Recommended procedure for breaking in new gears: After driving the first 15 to 20 miles, stop and let the differential cool before proceeding. Keep the vehicle at speeds below 60 mph for the first 100 miles. I also recommend putting at least 500 miles on the new gear set before heavy use or towing. During the first 45 miles of towing, it helps to go about 15 miles at a time before stopping to let the differential cool for 15 minutes before continuing. This is necessary because not all of the gear tooth is making contact until it is heavily loaded. When towing, the teeth flex to contact completely, and cause the previously unloaded portion of the teeth to touch and work harden. It is very easy to damage the ring & pinion by overloading before the teeth are broken-in.
...End cut and paste.
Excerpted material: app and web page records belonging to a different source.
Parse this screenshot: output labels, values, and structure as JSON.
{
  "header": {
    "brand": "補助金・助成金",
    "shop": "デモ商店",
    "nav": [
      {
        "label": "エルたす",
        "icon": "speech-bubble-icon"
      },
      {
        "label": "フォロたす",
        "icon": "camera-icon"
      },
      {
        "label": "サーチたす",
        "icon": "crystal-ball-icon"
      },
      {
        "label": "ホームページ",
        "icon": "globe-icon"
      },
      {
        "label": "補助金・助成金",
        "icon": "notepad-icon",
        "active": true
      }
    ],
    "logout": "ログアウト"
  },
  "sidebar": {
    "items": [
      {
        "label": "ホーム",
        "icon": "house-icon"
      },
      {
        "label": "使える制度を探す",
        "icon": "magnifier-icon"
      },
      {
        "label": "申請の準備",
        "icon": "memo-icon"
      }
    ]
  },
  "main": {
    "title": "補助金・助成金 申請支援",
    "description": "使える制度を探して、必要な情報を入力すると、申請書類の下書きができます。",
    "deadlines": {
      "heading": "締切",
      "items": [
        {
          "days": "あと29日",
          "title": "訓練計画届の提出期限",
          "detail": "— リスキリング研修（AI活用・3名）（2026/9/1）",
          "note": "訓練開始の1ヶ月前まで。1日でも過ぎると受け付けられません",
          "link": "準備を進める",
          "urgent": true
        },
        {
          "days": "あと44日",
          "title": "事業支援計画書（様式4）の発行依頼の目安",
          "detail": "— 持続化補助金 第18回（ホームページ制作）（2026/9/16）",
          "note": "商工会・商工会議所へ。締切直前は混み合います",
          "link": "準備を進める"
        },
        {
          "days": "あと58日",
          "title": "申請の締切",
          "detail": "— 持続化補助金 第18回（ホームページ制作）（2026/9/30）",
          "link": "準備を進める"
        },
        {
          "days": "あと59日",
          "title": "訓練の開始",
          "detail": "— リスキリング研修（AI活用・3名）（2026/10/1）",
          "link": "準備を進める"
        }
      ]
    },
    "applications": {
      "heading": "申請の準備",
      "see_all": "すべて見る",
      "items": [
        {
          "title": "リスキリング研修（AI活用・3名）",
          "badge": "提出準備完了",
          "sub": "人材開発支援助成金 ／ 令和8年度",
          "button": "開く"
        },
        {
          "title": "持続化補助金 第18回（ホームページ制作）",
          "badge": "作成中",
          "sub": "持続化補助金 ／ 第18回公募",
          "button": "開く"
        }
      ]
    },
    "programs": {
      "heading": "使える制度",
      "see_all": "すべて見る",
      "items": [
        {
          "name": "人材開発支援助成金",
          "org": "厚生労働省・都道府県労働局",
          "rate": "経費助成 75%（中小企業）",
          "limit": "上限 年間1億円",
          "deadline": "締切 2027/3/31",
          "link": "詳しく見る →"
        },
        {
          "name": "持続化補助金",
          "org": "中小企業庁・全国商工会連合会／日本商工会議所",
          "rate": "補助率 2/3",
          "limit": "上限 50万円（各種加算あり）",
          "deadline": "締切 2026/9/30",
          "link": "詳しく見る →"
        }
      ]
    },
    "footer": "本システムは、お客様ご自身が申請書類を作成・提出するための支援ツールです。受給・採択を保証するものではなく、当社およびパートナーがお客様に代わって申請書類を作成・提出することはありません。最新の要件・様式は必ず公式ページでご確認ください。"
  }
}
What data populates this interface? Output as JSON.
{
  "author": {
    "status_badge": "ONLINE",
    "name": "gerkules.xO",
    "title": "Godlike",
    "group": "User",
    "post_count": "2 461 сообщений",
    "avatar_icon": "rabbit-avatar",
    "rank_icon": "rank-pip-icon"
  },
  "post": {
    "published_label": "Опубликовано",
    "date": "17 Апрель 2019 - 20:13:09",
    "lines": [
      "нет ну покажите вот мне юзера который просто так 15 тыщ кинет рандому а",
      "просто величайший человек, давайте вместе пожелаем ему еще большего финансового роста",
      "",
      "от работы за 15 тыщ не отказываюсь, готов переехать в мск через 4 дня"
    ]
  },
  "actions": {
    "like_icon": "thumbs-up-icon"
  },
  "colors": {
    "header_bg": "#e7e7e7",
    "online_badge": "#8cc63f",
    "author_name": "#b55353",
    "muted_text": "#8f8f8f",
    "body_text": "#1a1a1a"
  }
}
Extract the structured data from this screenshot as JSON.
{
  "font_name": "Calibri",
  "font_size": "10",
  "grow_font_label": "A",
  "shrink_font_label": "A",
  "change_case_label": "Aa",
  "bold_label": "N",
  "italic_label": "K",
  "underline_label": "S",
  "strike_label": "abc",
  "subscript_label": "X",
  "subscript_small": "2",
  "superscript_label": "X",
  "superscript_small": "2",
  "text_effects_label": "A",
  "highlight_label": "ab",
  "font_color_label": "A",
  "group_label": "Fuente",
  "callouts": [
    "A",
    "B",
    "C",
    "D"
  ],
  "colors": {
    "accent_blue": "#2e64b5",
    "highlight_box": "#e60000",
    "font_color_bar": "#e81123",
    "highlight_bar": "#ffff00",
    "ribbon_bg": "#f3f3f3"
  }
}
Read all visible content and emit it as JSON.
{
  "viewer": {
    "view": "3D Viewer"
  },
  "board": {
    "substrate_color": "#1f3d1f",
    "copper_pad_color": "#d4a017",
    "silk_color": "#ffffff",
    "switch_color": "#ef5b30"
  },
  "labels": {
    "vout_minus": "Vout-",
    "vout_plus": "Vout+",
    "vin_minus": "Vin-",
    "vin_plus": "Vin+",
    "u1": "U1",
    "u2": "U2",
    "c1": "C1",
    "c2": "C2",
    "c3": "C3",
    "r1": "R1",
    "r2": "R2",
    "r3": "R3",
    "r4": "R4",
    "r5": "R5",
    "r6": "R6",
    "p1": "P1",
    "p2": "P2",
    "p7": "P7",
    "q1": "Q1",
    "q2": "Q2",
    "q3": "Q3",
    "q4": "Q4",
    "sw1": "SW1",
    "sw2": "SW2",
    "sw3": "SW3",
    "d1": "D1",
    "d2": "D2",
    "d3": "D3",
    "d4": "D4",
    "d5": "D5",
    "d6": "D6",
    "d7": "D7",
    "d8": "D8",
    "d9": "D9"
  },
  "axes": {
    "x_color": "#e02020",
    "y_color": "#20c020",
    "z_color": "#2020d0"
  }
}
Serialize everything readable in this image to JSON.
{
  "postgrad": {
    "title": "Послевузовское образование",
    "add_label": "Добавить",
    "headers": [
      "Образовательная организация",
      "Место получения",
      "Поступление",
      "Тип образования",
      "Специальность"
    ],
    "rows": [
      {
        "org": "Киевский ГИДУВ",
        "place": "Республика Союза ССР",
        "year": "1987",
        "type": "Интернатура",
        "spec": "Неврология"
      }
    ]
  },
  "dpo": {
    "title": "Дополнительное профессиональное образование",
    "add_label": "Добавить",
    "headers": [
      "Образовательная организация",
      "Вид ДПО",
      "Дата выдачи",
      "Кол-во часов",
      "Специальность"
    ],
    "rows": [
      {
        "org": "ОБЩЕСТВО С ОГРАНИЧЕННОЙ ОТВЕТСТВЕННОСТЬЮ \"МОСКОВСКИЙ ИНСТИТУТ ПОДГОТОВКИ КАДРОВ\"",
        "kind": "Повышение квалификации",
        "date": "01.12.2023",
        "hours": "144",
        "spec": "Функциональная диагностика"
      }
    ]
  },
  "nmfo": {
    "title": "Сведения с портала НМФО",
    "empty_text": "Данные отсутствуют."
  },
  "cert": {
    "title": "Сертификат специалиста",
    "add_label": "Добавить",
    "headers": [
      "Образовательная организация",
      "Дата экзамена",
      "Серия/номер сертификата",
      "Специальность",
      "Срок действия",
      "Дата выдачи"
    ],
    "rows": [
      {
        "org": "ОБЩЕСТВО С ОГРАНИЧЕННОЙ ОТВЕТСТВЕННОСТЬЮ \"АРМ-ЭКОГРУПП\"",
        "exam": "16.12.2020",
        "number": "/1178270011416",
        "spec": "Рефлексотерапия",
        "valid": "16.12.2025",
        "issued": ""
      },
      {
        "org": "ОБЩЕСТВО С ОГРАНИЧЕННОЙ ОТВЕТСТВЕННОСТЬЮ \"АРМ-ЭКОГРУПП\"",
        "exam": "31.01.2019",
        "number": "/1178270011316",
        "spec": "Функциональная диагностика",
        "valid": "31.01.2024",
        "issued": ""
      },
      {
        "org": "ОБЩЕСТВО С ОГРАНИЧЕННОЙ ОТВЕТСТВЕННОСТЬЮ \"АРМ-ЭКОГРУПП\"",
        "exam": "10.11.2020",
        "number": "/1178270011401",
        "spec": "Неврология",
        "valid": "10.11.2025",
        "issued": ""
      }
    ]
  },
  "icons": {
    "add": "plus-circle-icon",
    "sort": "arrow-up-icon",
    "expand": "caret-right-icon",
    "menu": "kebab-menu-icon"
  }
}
While this tidbit applies to ring and pinions specifically much the same is true for most gear types. Overloading during the initial break in phase is not good for your gears, running extended break in periods does nothing. Once the gears have broke in they are broke in and no amount of directed break in procedures can change the gears from what you made them when they were actually in the break in period.
I'm an engineer but not the smart guys, think trains and boats, in my case boats. I have a lot of experience but its down in the dirt seeing the results of your actions (or lack thereof) experience. Break in is not something that you can get back with anything. Once you have failed to load a hard liner motor (many commercial diesels) failing to attain proper ring seal you cannot load it up after words and fix it. You have made an oil burner and must live with the results. Similarly if you over heat your gears you will at the least make yourself a whiner, how loud depends on how much damage you do. The gears will be weaker, how much weaker can only be proven out by breaking them.My mechanical know how does not approach this level. We purchased a 6100 lb trailer prior to taking delivery of the EcoDiesel. It's sitting at the RV dealership 90 miles away via southern California freeways. I will have over 500 miles on the Jeep before driving up to bring it home late next week. I've been varying speed and letting the Jeep idle for a few moments after stopping. It would be difficult to pull over every 15 miles or so for the first segment of the trip back. Would appreciate advice, including the real risk to the long term health of the Jeep by traveling that 90 miles at about 55mph. Thank you.
This always reminds me of a smoker saying that his uncle lived to be 100 so he isn't worried about smoking. Math doesn't lie however and smoking really does take years off your life on average.I have never broken in any of the diesels that I have purchased in the last decade Duramax, Mercedes or otherwise and I have towed pretty well the Max weight with most of them. I have also Spec many fleet vehicles including sprinters etc for businesses and none of these guys have ever waited to load them up and use them.